Mettenberger has enough quality tape that scouts won't necessarily need to see him compete at the Scouting Combine in February or during a Pro Day workout prior to May's draft to give him a high grade. NFL teams will want to see evidence that he's recovering from surgery to repair the torn ligament, however.
The concern will be whether Mettenberger will be able to participate in rookie mini camps and training camp prior to next season. If unable to do so, the team that drafts may be forced to give Mettenberger a "redshirt" rookie season in the NFL, as he'll have little time to develop the on-field rapport with his new teammates critical to taking over as a club's starting quarterback.
It does not matter that Metterberger may have to miss the entire season. In that span, he can learn the position at the pro level and eventually take over if need be. If not, he will represent an outstanding trade value that may land the Bengals a future first-round pick.
Jimmy Garoppolo, Easter Illinois
Garoppolo is still making a name for himself and may very well be off the board in the first round by the time the draft rolls around after he shattered all of Tony Romo's records at Eastern Illinois.
He has everything the NFL looks for in a franchise quarterback, with the only real question being how he would consistently perform against top-tier talent.
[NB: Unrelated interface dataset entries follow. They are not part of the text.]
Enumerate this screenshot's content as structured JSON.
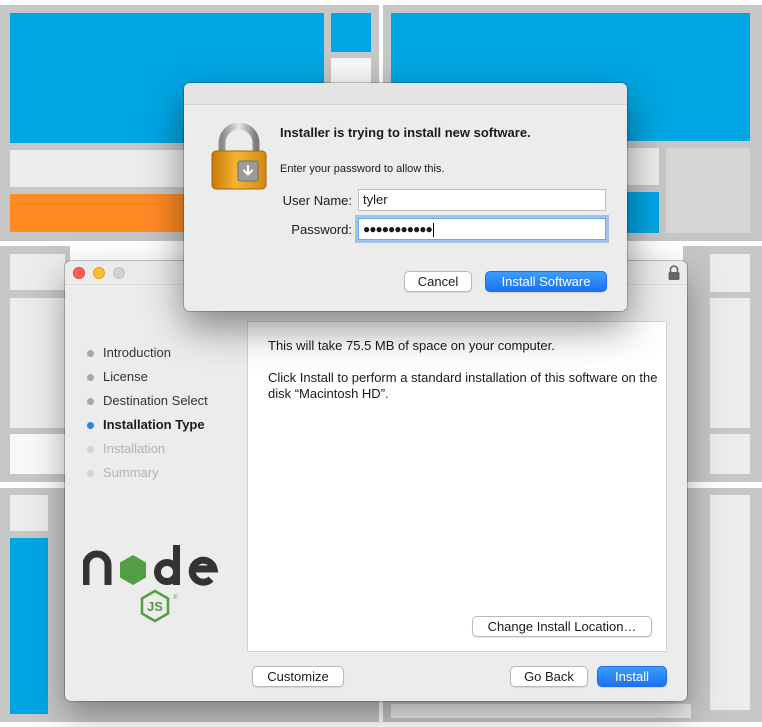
{
  "installer": {
    "steps": [
      {
        "label": "Introduction",
        "state": "done"
      },
      {
        "label": "License",
        "state": "done"
      },
      {
        "label": "Destination Select",
        "state": "done"
      },
      {
        "label": "Installation Type",
        "state": "active"
      },
      {
        "label": "Installation",
        "state": "pending"
      },
      {
        "label": "Summary",
        "state": "pending"
      }
    ],
    "content": {
      "size_text": "This will take 75.5 MB of space on your computer.",
      "install_text": "Click Install to perform a standard installation of this software on the disk “Macintosh HD”."
    },
    "buttons": {
      "change_location": "Change Install Location…",
      "customize": "Customize",
      "go_back": "Go Back",
      "install": "Install"
    },
    "logo_text": "node js"
  },
  "auth_dialog": {
    "title": "Installer is trying to install new software.",
    "subtitle": "Enter your password to allow this.",
    "username_label": "User Name:",
    "username_value": "tyler",
    "password_label": "Password:",
    "password_mask": "●●●●●●●●●●●",
    "cancel_label": "Cancel",
    "install_label": "Install Software"
  },
  "colors": {
    "wallpaper_blue": "#00a6e3",
    "wallpaper_orange": "#ff8a24",
    "wallpaper_grey": "#c6c6c6",
    "accent_blue": "#1a73f0",
    "node_green": "#539e43",
    "node_dark": "#333333"
  }
}
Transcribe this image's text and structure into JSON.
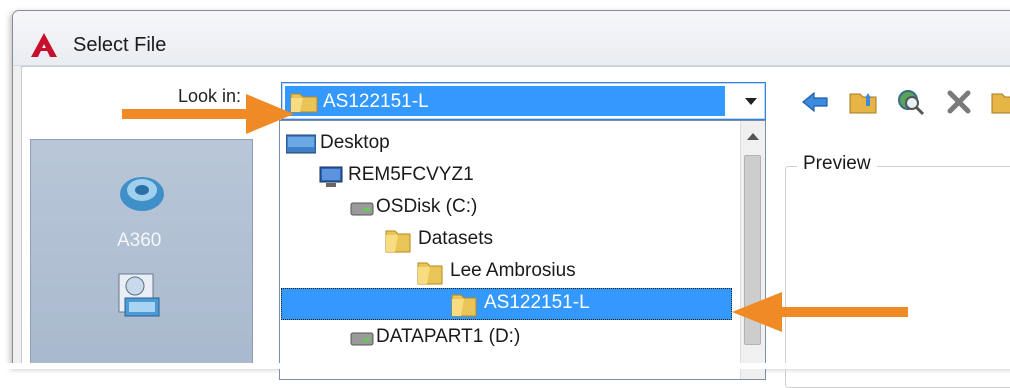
{
  "window": {
    "title": "Select File"
  },
  "look_in": {
    "label": "Look in:",
    "value": "AS122151-L"
  },
  "toolbar": {
    "icons": [
      "back-icon",
      "up-one-level-icon",
      "search-web-icon",
      "delete-icon",
      "create-folder-icon"
    ]
  },
  "places": {
    "items": [
      {
        "label": "A360",
        "icon": "a360-icon"
      },
      {
        "label": "",
        "icon": "history-icon"
      }
    ]
  },
  "dropdown": {
    "items": [
      {
        "label": "Desktop",
        "icon": "desktop-icon"
      },
      {
        "label": "REM5FCVYZ1",
        "icon": "computer-icon"
      },
      {
        "label": "OSDisk (C:)",
        "icon": "drive-icon"
      },
      {
        "label": "Datasets",
        "icon": "folder-icon"
      },
      {
        "label": "Lee Ambrosius",
        "icon": "folder-icon"
      },
      {
        "label": "AS122151-L",
        "icon": "folder-open-icon",
        "selected": true
      },
      {
        "label": "DATAPART1 (D:)",
        "icon": "drive-icon"
      }
    ]
  },
  "preview": {
    "label": "Preview"
  },
  "colors": {
    "selection": "#3399ff",
    "callout_arrow": "#f08a24",
    "autocad_red": "#c8102e"
  }
}
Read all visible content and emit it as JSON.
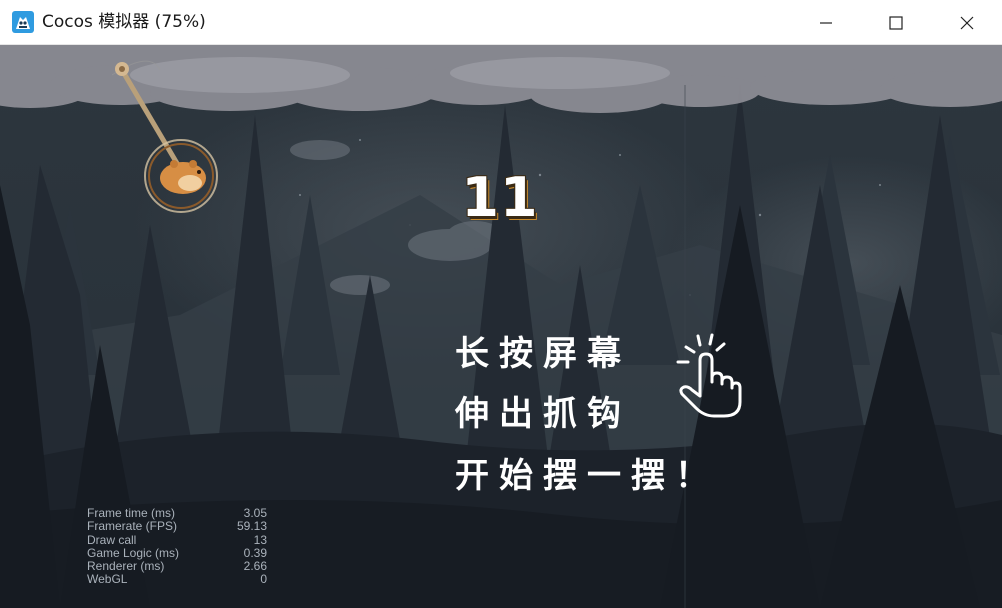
{
  "window": {
    "title": "Cocos 模拟器 (75%)",
    "icon": "cocos-app-icon",
    "controls": [
      "minimize-icon",
      "maximize-icon",
      "close-icon"
    ]
  },
  "game": {
    "score": "11",
    "instructions": [
      "长按屏幕",
      "伸出抓钩",
      "开始摆一摆！"
    ],
    "hint_icon": "tap-hand-icon"
  },
  "stats": [
    {
      "label": "Frame time (ms)",
      "value": "3.05"
    },
    {
      "label": "Framerate (FPS)",
      "value": "59.13"
    },
    {
      "label": "Draw call",
      "value": "13"
    },
    {
      "label": "Game Logic (ms)",
      "value": "0.39"
    },
    {
      "label": "Renderer (ms)",
      "value": "2.66"
    },
    {
      "label": "WebGL",
      "value": "0"
    }
  ],
  "colors": {
    "sky": "#242c34",
    "cloud": "#8e8e96",
    "tree": "#1a2028",
    "score_outline": "#c98a2a",
    "text": "#ffffff"
  }
}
So far, Garoppolo has done great and would be a stellar fit as a developmental player in Cincinnati.
David Fales, San Jose State
Fales is similar to Garoppolo in that he has much to prove to the pro level before he can be taken seriously as a high-end draft selection.
The physical tools are there, and what Fales lacks in arm strength, he makes up for with a strong ability to move through his reads and keep plays alive with his feet.